Tank to Tank Spread of Hair Algae


Premium Member
I recently hooked up a 55 gallon refugium to my 90 gallon Display tank. To start the refugium I put in some Caulerpa On Rock and run 2 8800K PC's for 12 hours at night. I went away for a few days on holiday and when I returned the Caulerpa was covered with hair algae. :lol: My main tank is a year old and never had any hair algae problems.

Question: Is there a risk the hair algae will spread to my main display tank? If so shoud I remove the Caulerpa? What is the best approach to manage this?

Note: The refugium is gravity fed water from my main tank. From the refugium water is gravity fed into a Berlin Sump with oversized Protein skimmer. The return from the sump flows through a 1/3 HP chiller and back into the main. I have filter media located on both the main tank and refugium overflows.
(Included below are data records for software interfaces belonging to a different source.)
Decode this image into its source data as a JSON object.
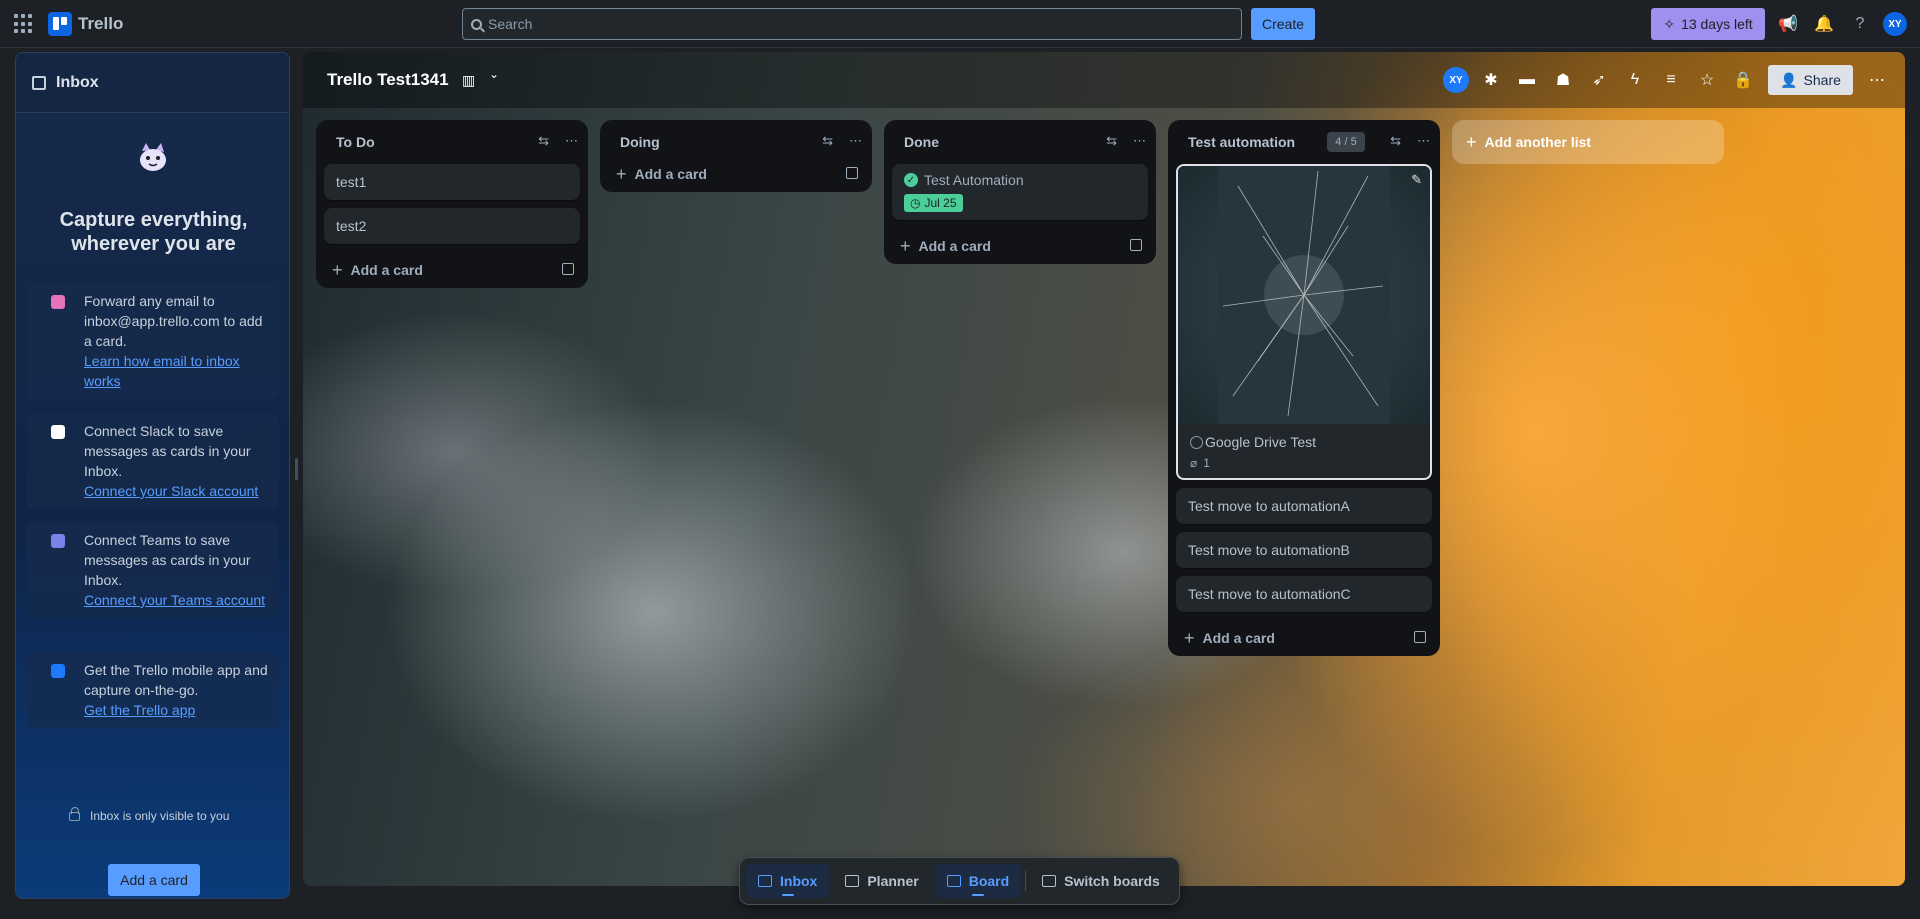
{
  "topbar": {
    "app_name": "Trello",
    "search_placeholder": "Search",
    "create_label": "Create",
    "trial_label": "13 days left",
    "avatar_initials": "XY"
  },
  "inbox": {
    "title": "Inbox",
    "headline": "Capture everything, wherever you are",
    "tips": [
      {
        "text": "Forward any email to inbox@app.trello.com to add a card.",
        "link": "Learn how email to inbox works",
        "icon": "email-icon",
        "color": "#e774bb"
      },
      {
        "text": "Connect Slack to save messages as cards in your Inbox.",
        "link": "Connect your Slack account",
        "icon": "slack-icon",
        "color": "#ffffff"
      },
      {
        "text": "Connect Teams to save messages as cards in your Inbox.",
        "link": "Connect your Teams account",
        "icon": "teams-icon",
        "color": "#7b83eb"
      },
      {
        "text": "Get the Trello mobile app and capture on-the-go.",
        "link": "Get the Trello app",
        "icon": "mobile-app-icon",
        "color": "#1d7afc"
      }
    ],
    "private_note": "Inbox is only visible to you",
    "add_card_label": "Add a card"
  },
  "board": {
    "title": "Trello Test1341",
    "member_initials": "XY",
    "share_label": "Share",
    "add_list_label": "Add another list",
    "lists": [
      {
        "title": "To Do",
        "cards": [
          "test1",
          "test2"
        ],
        "add_label": "Add a card"
      },
      {
        "title": "Doing",
        "cards": [],
        "add_label": "Add a card"
      },
      {
        "title": "Done",
        "cards": [
          {
            "title": "Test Automation",
            "due": "Jul 25",
            "complete": true
          }
        ],
        "add_label": "Add a card"
      },
      {
        "title": "Test automation",
        "count": "4 / 5",
        "cover_card": {
          "title": "Google Drive Test",
          "attachments": "1"
        },
        "cards": [
          "Test move to automationA",
          "Test move to automationB",
          "Test move to automationC"
        ],
        "add_label": "Add a card"
      }
    ]
  },
  "switcher": {
    "items": [
      {
        "label": "Inbox",
        "active": true
      },
      {
        "label": "Planner",
        "active": false
      },
      {
        "label": "Board",
        "active": true
      },
      {
        "label": "Switch boards",
        "active": false
      }
    ]
  },
  "colors": {
    "accent": "#579dff",
    "trial": "#9f8fef",
    "done_badge": "#4bce97"
  }
}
Looking for some advise from you guys with a lot of experience with this.

Thanks in advance for the suggestions:confused:

There is only a trace of phosphate in my water. You might want to check your phosphates to see if this is contributing to your problem. Until I get some better advise (Hopefully from someone on this site) I took the following actions:
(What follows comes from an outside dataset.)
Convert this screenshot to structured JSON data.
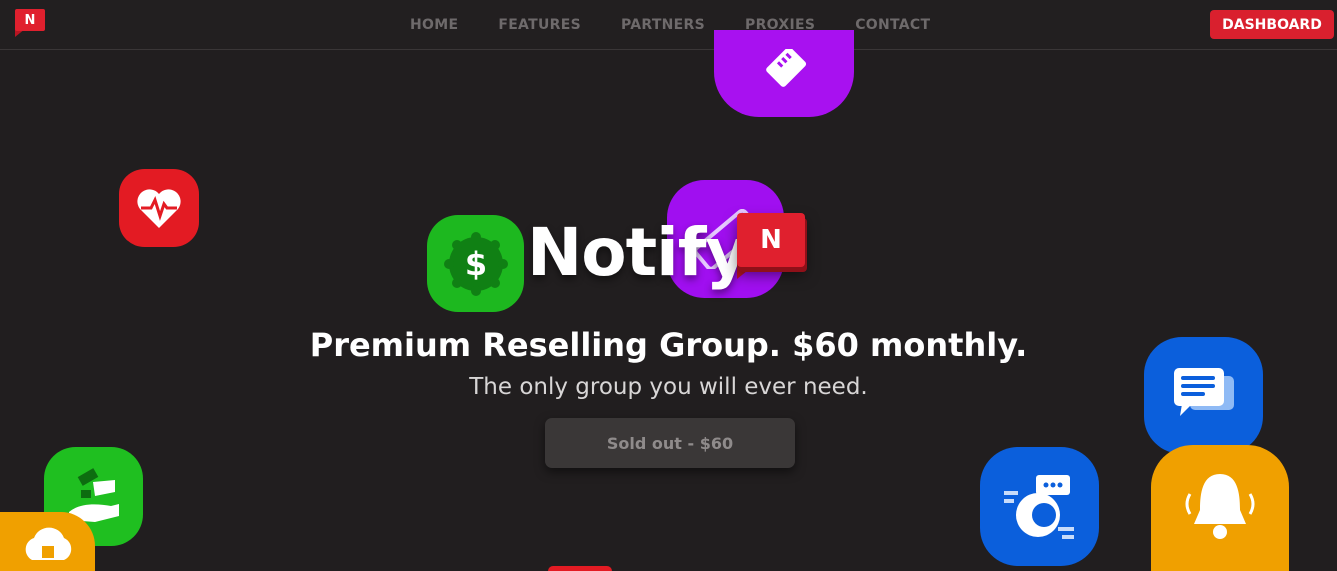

1. I placed a phosphate sponge into my sump
2. I purchased an algae Blenny to place into my refuge. The Blenny is in my QT tank and not available for the refuge for another 10 days. (Don't want to introduce Ich on top of this)
3. Added some snails to the refugium.
4. I cut down on my lighting time (in the refugium) until the algae clears. (Note: I starting getting quite a bit of algae build up on the glass of my display tank since setting up the refugium.) :mad:
4. I remove the problem algae by hand daily

Also, I spoke with my LFS about the problem. He does not think the Hair Algae will move to the display tank. So far the problem is not out of control. However, prior to adding my refugium I had zero algae build up in my tank. We shall see...
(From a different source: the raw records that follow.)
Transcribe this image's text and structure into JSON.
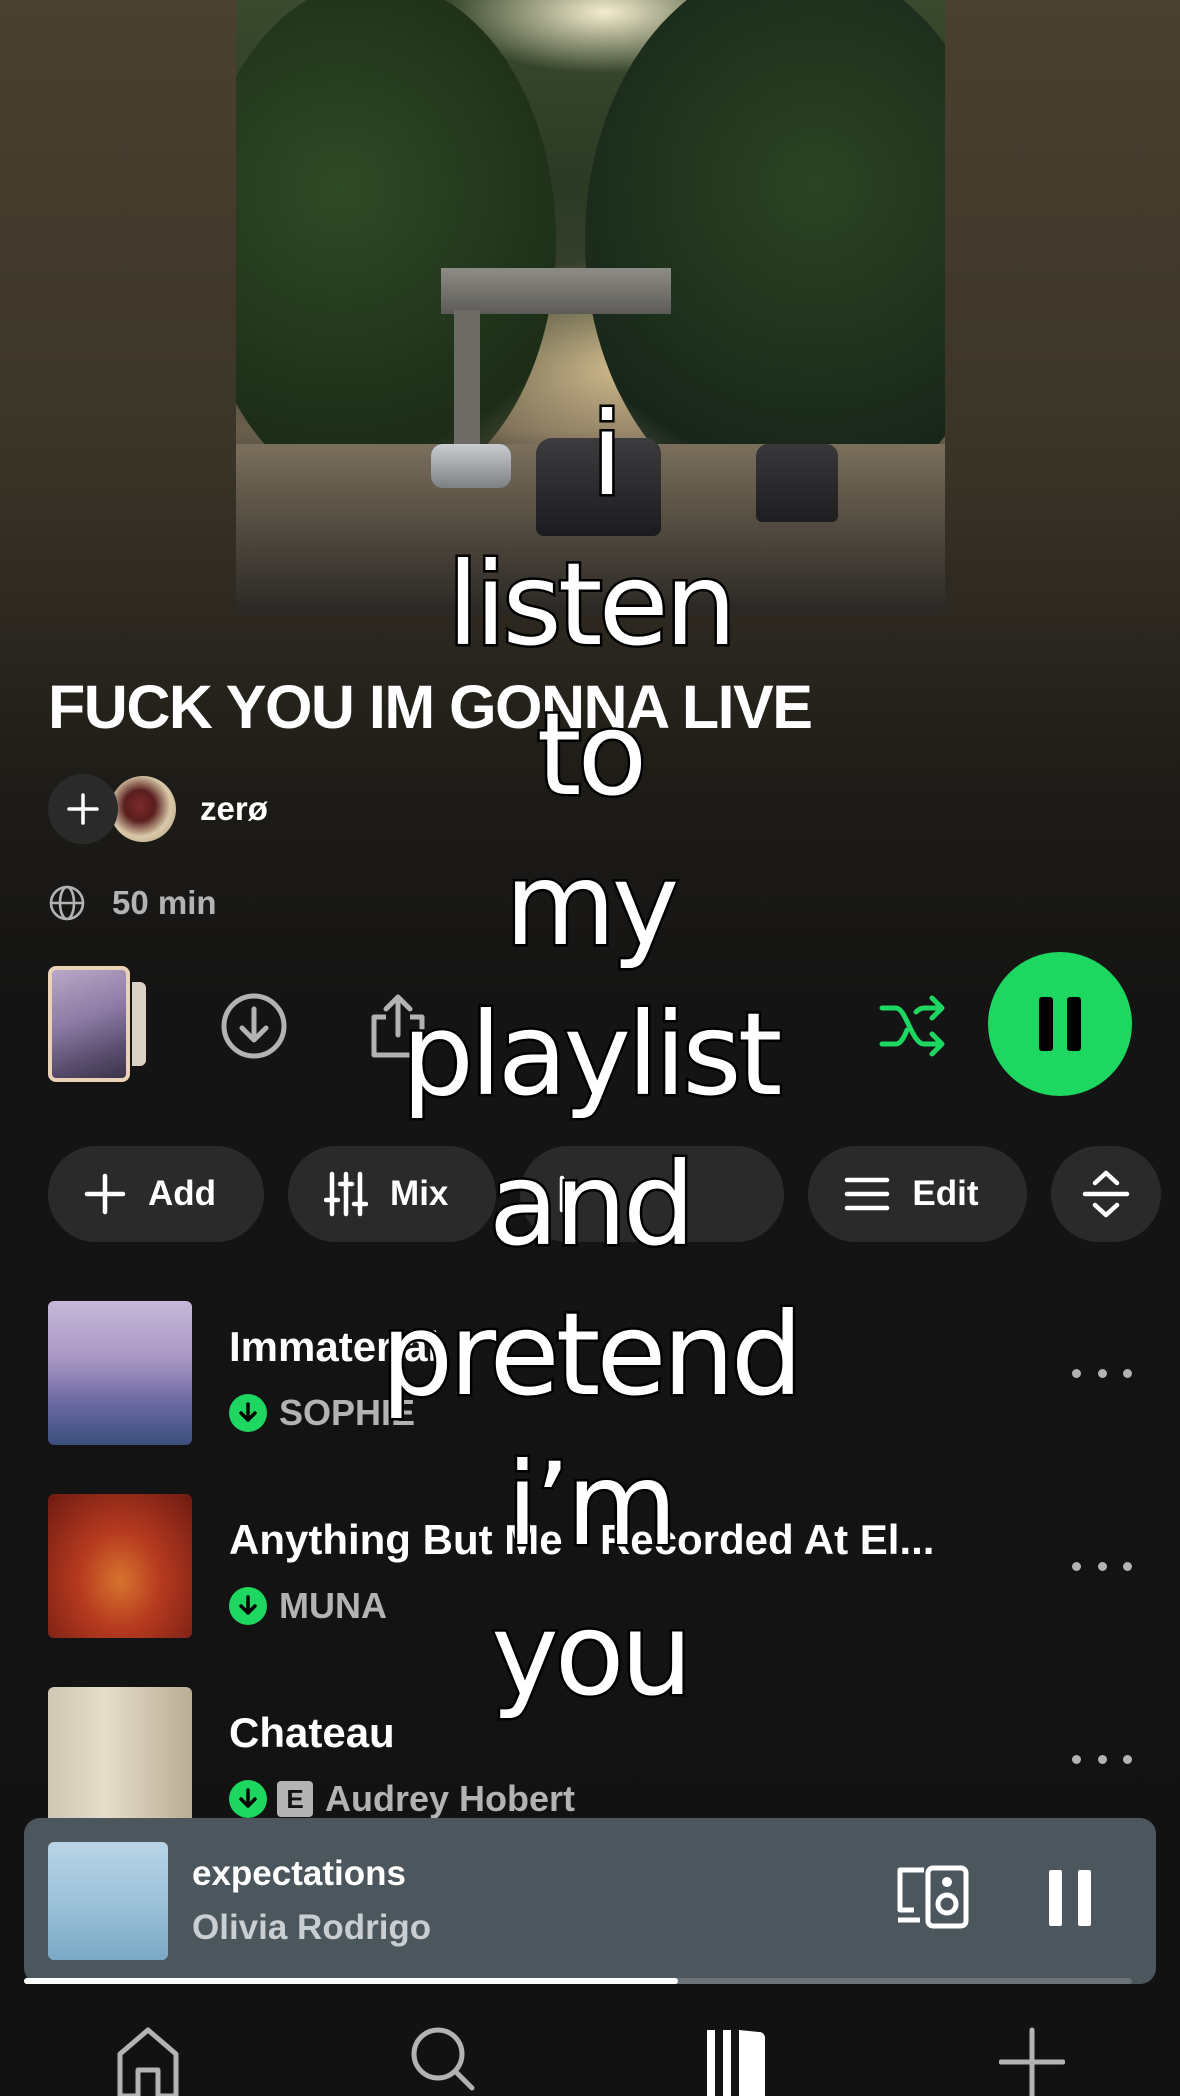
{
  "playlist": {
    "title": "FUCK YOU IM GONNA LIVE",
    "owner": "zerø",
    "duration": "50 min",
    "cover_icon": "playlist-cover-photo"
  },
  "controls": {
    "download_icon": "download-icon",
    "share_icon": "share-icon",
    "shuffle_icon": "smart-shuffle-icon",
    "play_state_icon": "pause-icon",
    "accent_color": "#1ed760"
  },
  "chips": [
    {
      "label": "Add",
      "icon": "plus-icon"
    },
    {
      "label": "Mix",
      "icon": "sliders-icon"
    },
    {
      "label": "",
      "icon": "sort-icon"
    },
    {
      "label": "Edit",
      "icon": "menu-lines-icon"
    }
  ],
  "tracks": [
    {
      "title": "Immaterial",
      "artist": "SOPHIE",
      "downloaded": true,
      "explicit": false
    },
    {
      "title": "Anything But Me - Recorded At El...",
      "artist": "MUNA",
      "downloaded": true,
      "explicit": false
    },
    {
      "title": "Chateau",
      "artist": "Audrey Hobert",
      "downloaded": true,
      "explicit": true,
      "explicit_label": "E"
    }
  ],
  "now_playing": {
    "title": "expectations",
    "artist": "Olivia Rodrigo",
    "progress": 0.59,
    "device_icon": "connect-device-icon",
    "state_icon": "pause-icon"
  },
  "nav": [
    {
      "icon": "home-icon"
    },
    {
      "icon": "search-icon"
    },
    {
      "icon": "library-icon",
      "active": true
    },
    {
      "icon": "create-icon"
    }
  ],
  "overlay_caption": [
    "i",
    "listen",
    "to",
    "my",
    "playlist",
    "and",
    "pretend",
    "i’m",
    "you"
  ]
}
Any advise from more experienced reefers is greatly appreciated.
Phosphates, are hopefully no longer an issue.

Up until three weeks ago I was feeding primarily flake foods. That has since stopped with the advent of implementing a recipe I found on this site for a homemade frozen food for the tank. I learned that flake food was high in phosphates, so check that one off. Now to your points:

1. I placed a phosphate sponge into my sump.
(I've done this numerous times too. The label's are specific about only letting them stay in there for 48 hours. I don't see effect from this treatment.)

2. I purchased an algae Blenny to place into my refuge. The Blenny is in my QT tank and not available for the refuge for another 10 days.
(I find that my Blenny occasionally pciks at the algae, but he's no fool. When the real food goes in the tank he scrambles like everyone else for his share. )

3. Added some snails to the refugium.
(Now that is something I will try)

4. I cut down on my lighting time (in the refugium) until the algae clears.
(I'm going 24/7, partly because I want the macro to grow and to cut down on the possibility of it going sexual.)

5. I remove the problem algae by hand daily.
(Me too, from the display and refugium. We should have went into stamp collecting.)

My (new) goal is to concentrate on raising the alkanlinity. I'm currently dosing Kalk and will supplement this with B-Ionic Alk. Hopefully this will encourage the corraline and drive off the hair...
So you put this Caulpera in the refugium, went away for a few days, and have hairalgae on the macro algae but no hairalgae in the main tank?

If so.......the stressed Caulpera could leak nutrients/organic and provides a static(non growing) substrate for another epiphytic alga.
These leak out slowly as the Caulerpa dies off some. This can be at very low rates of leakage. Healthy plants leak these also, but the surface is not static.
I seldom find eipihytic algae on Caulerpa species(But have in the past), seldom have I found hair algae.

Spores could have been waiting for the right time to bloom that were already on the macro algae. Often a change will stress out many algae and they will produce spores that settle and grow like mad hoping to adapt to the new conditions.

Tom Barr
How does eipihytic algae look? Does it resemble hair algae? Maybe this is what I am seeing growing on my Caulpera.

The Caulpera looks healthy. Assuming eipihytic algae is growing on the plant what would you recomend I do to manage this?

Epiphytic refer to a plant/algae growing on another plant algae.
Epiplithic refers to a plant/alga growing on a rock, epipdendric, growing on wood and so on.....sorry for the jargon:)

Generally folks don't like epiphytic algae and it causes issue for the infected plant/macro alga. It can appears in many forms(Hair, slime, spots, film, bubbles, other macro algae even).

Getting rid of it? Pruning the Caulerpa, trying to wipe it off with your hands, getting a critter that will eat the eiphytes but not the macro alga(not always easy).
Don't prune it all at once, do it in stages. The Caulerpa will grow back fast.
Some folks use Chaetomorpha (linum?) instead of Caulerpa.
I like Caulerpa ssp generally and for the looks etc.........but for the utility of filtration, other plants/macros should be explored. See what works well for you.

If the hair algae you now have is not causing any issue, I'd just slowly remove it.

Tom Barr